(Exercise requirements)
Every line holding the string "JSON" is to be copied from the entries below.

┄┄┄┄┄┄┄┄┄┄

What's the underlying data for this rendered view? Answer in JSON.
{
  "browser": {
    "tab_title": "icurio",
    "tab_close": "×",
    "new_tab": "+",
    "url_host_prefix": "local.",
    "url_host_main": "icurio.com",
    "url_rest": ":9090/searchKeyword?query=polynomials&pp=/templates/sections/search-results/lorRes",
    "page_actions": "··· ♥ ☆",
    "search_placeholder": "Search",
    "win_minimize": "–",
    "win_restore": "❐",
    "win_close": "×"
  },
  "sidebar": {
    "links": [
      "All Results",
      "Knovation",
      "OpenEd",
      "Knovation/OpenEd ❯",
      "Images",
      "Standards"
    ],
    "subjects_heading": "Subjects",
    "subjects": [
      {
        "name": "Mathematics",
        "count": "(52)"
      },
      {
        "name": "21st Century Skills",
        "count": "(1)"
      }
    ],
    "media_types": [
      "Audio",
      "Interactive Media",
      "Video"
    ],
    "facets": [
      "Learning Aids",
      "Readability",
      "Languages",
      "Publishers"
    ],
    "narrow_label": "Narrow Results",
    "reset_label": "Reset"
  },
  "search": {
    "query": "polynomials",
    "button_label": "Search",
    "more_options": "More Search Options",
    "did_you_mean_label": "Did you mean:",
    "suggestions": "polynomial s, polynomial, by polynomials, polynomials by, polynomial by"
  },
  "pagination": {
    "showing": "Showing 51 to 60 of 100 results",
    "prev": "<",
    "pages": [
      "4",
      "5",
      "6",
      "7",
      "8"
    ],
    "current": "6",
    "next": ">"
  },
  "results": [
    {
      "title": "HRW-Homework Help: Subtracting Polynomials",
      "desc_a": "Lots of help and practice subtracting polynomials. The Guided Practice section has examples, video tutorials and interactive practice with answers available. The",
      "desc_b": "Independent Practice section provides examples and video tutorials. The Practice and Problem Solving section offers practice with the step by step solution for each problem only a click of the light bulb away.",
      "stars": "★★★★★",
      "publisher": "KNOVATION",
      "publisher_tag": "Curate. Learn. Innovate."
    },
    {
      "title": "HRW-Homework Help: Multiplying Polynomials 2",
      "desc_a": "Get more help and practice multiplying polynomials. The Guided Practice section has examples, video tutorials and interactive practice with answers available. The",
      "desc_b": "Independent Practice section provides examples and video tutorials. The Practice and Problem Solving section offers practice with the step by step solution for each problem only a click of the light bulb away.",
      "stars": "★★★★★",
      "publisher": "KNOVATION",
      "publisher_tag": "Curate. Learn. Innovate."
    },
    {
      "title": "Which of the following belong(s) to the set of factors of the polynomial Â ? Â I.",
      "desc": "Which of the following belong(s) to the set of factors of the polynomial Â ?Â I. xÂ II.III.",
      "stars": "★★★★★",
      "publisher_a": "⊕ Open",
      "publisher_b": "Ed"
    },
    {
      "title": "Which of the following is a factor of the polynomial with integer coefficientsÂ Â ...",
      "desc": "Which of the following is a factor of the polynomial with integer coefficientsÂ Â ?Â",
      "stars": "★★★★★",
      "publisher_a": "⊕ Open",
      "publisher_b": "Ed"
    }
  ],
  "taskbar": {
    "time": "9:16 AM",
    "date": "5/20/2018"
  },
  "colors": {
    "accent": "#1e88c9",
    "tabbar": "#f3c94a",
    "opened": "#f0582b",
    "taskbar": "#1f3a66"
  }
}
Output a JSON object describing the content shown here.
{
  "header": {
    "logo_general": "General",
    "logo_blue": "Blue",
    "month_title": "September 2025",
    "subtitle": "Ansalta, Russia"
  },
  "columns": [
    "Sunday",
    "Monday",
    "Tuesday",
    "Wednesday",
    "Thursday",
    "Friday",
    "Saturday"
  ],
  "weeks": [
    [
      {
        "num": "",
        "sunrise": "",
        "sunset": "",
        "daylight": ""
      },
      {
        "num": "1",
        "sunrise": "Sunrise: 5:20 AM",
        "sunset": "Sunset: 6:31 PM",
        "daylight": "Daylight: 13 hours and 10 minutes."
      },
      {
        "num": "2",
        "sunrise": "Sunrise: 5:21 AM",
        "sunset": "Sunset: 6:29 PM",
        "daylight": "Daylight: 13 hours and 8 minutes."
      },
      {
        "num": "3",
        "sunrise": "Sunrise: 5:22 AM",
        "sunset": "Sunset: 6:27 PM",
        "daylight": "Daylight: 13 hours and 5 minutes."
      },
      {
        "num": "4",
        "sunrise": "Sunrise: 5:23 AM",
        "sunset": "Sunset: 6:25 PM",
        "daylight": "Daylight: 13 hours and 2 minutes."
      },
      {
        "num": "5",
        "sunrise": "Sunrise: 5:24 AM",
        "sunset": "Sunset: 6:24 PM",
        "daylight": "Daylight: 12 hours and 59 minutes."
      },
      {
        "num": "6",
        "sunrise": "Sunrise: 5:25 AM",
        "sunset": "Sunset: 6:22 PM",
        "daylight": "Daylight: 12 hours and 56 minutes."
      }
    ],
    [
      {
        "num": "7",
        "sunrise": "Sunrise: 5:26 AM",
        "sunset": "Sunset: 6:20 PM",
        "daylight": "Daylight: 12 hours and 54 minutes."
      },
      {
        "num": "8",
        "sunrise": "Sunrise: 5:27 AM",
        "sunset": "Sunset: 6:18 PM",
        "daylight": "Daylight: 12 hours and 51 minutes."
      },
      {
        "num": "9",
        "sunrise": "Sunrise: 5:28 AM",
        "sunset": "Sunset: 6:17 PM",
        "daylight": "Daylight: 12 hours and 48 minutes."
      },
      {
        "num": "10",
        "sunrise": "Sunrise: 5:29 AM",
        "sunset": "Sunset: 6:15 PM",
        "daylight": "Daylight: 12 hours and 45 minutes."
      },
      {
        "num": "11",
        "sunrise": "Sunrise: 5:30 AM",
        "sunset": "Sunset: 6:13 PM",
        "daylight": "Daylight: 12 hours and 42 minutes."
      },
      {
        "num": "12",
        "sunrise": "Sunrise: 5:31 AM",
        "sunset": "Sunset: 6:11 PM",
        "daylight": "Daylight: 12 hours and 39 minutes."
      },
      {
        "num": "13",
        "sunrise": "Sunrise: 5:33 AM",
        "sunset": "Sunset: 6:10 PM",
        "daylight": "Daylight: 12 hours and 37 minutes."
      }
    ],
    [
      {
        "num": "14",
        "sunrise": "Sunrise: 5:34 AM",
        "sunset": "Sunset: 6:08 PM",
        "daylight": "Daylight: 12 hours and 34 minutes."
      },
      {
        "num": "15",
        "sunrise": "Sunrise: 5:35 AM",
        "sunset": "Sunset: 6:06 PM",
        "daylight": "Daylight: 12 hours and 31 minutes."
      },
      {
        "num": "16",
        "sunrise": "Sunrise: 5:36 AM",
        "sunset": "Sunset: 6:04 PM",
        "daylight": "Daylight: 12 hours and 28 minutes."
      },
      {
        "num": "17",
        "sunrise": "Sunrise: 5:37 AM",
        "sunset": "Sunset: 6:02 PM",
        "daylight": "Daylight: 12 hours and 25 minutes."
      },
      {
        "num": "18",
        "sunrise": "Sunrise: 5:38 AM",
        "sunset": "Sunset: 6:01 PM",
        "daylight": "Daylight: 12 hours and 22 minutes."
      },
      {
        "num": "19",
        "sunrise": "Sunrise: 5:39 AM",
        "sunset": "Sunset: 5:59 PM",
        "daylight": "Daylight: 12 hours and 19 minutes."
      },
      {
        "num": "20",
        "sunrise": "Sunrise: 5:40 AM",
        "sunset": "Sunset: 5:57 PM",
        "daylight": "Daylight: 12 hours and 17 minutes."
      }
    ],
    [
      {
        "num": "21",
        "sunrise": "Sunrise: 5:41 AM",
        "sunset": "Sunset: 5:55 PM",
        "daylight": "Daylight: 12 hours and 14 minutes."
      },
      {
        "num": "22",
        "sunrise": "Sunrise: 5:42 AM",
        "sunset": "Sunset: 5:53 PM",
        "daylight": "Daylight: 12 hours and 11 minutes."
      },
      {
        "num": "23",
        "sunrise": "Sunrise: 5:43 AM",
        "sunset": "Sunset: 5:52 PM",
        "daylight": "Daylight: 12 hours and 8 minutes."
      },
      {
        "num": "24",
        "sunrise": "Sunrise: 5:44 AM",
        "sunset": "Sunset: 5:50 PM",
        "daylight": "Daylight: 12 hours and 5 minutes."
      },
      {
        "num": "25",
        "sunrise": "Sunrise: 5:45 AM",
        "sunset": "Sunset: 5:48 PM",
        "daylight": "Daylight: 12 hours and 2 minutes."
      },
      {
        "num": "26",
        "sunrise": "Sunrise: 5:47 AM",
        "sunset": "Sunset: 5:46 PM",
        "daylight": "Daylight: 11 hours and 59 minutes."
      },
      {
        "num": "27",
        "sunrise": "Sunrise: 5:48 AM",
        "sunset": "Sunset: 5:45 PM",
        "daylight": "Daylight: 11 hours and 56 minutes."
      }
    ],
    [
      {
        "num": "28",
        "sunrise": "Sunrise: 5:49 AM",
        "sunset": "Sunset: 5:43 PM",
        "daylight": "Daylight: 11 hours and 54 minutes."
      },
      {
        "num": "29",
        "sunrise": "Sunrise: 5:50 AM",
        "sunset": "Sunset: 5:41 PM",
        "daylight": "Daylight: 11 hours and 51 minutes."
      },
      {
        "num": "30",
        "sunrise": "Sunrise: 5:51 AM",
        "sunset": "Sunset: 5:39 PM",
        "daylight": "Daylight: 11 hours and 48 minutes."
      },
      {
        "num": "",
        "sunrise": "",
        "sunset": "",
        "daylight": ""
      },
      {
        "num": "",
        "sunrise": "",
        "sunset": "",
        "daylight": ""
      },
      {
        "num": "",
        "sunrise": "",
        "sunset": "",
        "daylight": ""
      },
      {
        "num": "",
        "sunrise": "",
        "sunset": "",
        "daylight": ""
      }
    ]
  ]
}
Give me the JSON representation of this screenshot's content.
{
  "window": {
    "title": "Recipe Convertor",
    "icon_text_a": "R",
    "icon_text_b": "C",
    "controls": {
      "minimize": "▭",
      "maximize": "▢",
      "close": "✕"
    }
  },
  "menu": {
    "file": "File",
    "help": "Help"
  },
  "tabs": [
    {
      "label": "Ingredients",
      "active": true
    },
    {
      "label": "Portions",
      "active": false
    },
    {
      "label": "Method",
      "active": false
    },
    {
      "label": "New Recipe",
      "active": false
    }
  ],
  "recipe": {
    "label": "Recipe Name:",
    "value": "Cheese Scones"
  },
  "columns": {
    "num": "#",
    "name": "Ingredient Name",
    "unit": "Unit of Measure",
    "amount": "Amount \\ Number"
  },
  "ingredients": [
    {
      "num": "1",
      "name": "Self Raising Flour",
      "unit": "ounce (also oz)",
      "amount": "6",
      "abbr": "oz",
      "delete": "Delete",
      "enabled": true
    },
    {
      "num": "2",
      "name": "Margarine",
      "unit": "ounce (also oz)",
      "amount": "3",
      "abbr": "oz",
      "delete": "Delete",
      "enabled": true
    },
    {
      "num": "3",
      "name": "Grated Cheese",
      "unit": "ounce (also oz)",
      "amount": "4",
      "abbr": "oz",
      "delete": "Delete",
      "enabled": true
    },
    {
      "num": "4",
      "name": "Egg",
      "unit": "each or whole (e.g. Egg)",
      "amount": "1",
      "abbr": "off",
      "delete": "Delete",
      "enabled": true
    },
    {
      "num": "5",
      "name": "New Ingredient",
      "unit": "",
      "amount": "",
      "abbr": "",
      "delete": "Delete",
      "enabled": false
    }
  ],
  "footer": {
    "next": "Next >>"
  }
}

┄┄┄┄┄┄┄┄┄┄

(Response)
What's the underlying data for this rendered view? Answer in JSON.
Output a JSON object describing the content shown here.
Give me the JSON representation of this screenshot's content.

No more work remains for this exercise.